We go to the Snowflake Kingdom every year.  There's a small jungle gym, some ice slides, some Ice Hog mascots (really, they're Groundhogs wearing sweaters), some neat cultural stuff (native and Quebecois history), and, of course, la pièce de résistance, Beavertails.

This year was a bit more challenging, and not just because of the addition of a third small-but-big-and-heavy child, although she did leave me with one less hand to hold.  Chris doesn't usually come with, so it's a nice, laid-back, walk-around-and-see-stuff kind of outing.  We met up with a friend and her son, who was on a mission:  he wanted to find the skiing station.  I'd never heard of it, but was game... but wanted to See Stuff on the way to find it.  Like the Native woodworker and his snowshoes and sleds, which Vaughn and I questioned with interest (and his wolf pelts, too).  Like the snow artist intricately carving a massive, 2-story block of snow with what looked like a leaf-blower.  Like tubing down an ice slide, and then hauling the tubes back up the hill with kids inside them (hello, glutes!).  We did, finally, find the skiing display, which was only for 5 to 8 year-olds.  Resilient Ailsa took it very well - you can't fight age -- and we left Vaughn to wait with Amanda and Alex, and took Beavertail orders (it was getting on lunchtime, after all, and I hate lineups). We picked up some cinnamon sugar and Killaloe Sunrises, and went back to eat the treats together.  Their group was just about to go in, and as the boys started forward, the guide finally answered my repeated question:  How long will this take?

One hour.

Yikes.  Tamsin and Ailsa can be lovely and patient, but another hour?  With no real food?  Amanda amazingly offered to stay with the boys and bring Vaughn home later.  I'm pretty sure that I left a cloud of snow behind me as I dashed away.
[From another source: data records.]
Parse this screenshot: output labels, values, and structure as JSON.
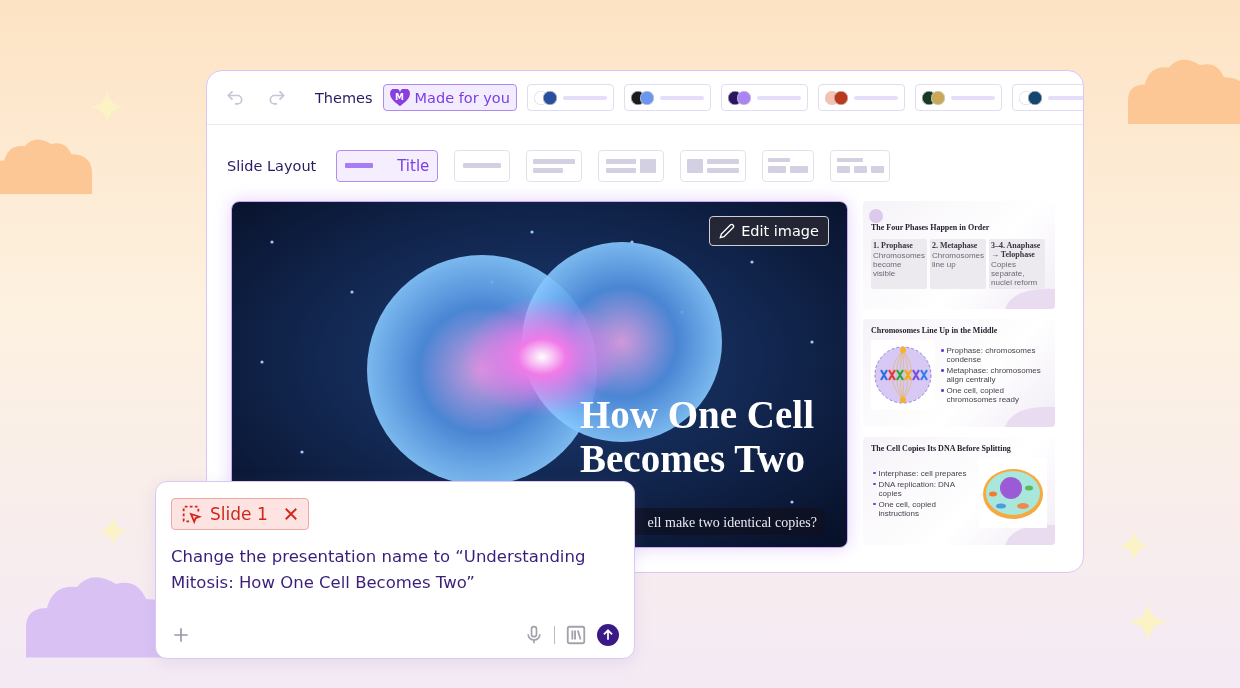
{
  "toolbar": {
    "themes_label": "Themes",
    "made_for_you": {
      "letter": "M",
      "label": "Made for you",
      "selected": true
    },
    "themes": [
      {
        "selected": false,
        "dots": [
          {
            "color": "#ffffff"
          },
          {
            "color": "#2a4f9c"
          }
        ]
      },
      {
        "selected": false,
        "dots": [
          {
            "color": "#1c1c1c"
          },
          {
            "color": "#6a96ee"
          }
        ]
      },
      {
        "selected": false,
        "dots": [
          {
            "color": "#2a165e"
          },
          {
            "color": "#a885f2"
          }
        ]
      },
      {
        "selected": false,
        "dots": [
          {
            "color": "#f4c2ae"
          },
          {
            "color": "#b83a1e"
          }
        ]
      },
      {
        "selected": false,
        "dots": [
          {
            "color": "#173a25"
          },
          {
            "color": "#c9a85a"
          }
        ]
      },
      {
        "selected": false,
        "dots": [
          {
            "color": "#ffffff"
          },
          {
            "color": "#14466e"
          }
        ]
      }
    ]
  },
  "slide_layout": {
    "label": "Slide Layout",
    "options": [
      {
        "kind": "title",
        "label": "Title",
        "selected": true
      },
      {
        "kind": "heading",
        "selected": false
      },
      {
        "kind": "text",
        "selected": false
      },
      {
        "kind": "text-image",
        "selected": false
      },
      {
        "kind": "image-text",
        "selected": false
      },
      {
        "kind": "columns-2",
        "selected": false
      },
      {
        "kind": "columns-3",
        "selected": false
      }
    ]
  },
  "slide": {
    "edit_image": "Edit image",
    "title": "How One Cell Becomes Two",
    "subtitle": "ell make two identical copies?"
  },
  "thumbnails": [
    {
      "kind": "phases",
      "title": "The Four Phases Happen in Order",
      "boxes": [
        {
          "heading": "1. Prophase",
          "text": "Chromosomes become visible"
        },
        {
          "heading": "2. Metaphase",
          "text": "Chromosomes line up"
        },
        {
          "heading": "3–4. Anaphase → Telophase",
          "text": "Copies separate, nuclei reform"
        }
      ]
    },
    {
      "kind": "spindle",
      "title": "Chromosomes Line Up in the Middle",
      "bullets": [
        "Prophase: chromosomes condense",
        "Metaphase: chromosomes align centrally",
        "One cell, copied chromosomes ready"
      ]
    },
    {
      "kind": "cell",
      "title": "The Cell Copies Its DNA Before Splitting",
      "bullets": [
        "Interphase: cell prepares",
        "DNA replication: DNA copies",
        "One cell, copied instructions"
      ]
    }
  ],
  "chat": {
    "chip": "Slide 1",
    "message": "Change the presentation name to “Understanding Mitosis: How One Cell Becomes Two”"
  }
}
Ailsa didn't want to go on any more ice slides (rats - I love those), but was keen on trying out the giant snow maze.  We bought tickets, and away we went... I expected a nice little walk together, still pulling Tamsin in the sled.  She handed the tickets to the lady, smiled at me, and ... ran as fast as she could!  "You can't follow me, Mommy!" she directed, and told me to turn down a different path.  The maze was well set up, so that you could always see the rest of the maze, so I wasn't worried about losing her, but it was very twisty and turny - each time I got close to an opening that would lead me to her, she'd laugh and run another way.  We spent about 10 minutes in there, before heading back out the way we came, but the woman pretended that we weren't allowed out.  "You have to find the exit!"  

Tamsin decided she'd had enough, and climbed out of the sled.  Ailsa climbed in.  I handed her my purse, picked up Tamsin, and ...ended up back where we started again.  I put Tamsin down, picked Ailsa up, and ... got turned around again!  Finally, we found our way out.  Ailsa gave the volunteer a great big high five, then turned to me.  "My legs hurt, Mommy."  

You and me both, kid.  

The walk back to the car wasn't too long, but we were cold and tired.  And then I saw our car.

The snow is a nice touch, n'est-ce pas?

The plow jerkface had come by in the 2 hours I was gone, pushed a million pounds of snow up over my bumper, and kept going.  I had left about a foot between me and the car in front of us, and ... well, that was my only hope.  I loaded the girls up, put the sled in the trunk (had to slide it in through the backseat, of course), and took a photo, mostly to show Chris, but now I'm thinking of filing a formal complaint with the city.  This can't be legal.  A family walked by, shaking their heads.  "Do you have a shovel?" they asked.  "No, but I'm borrowing that one" -- I indicated one leaning against a house close by -- "if I need to."  They gave me some encouragement and kept walking.  

I took a deep breath, got in the car, and shifted into reverse.  Nothing, as I expected.  I put it in drive, cranked the wheel, eased forward, and ... I moved!  I cranked the wheel the other way, backed up a little more, and then... I drove away.  Just like that.

About half a block away, the same family was still trudging to their car.  The father turned around and gave me a big thumbs up as I drove past.  I honked the horn, and shouted, "Woo-hoo!"

Vive le Volvo!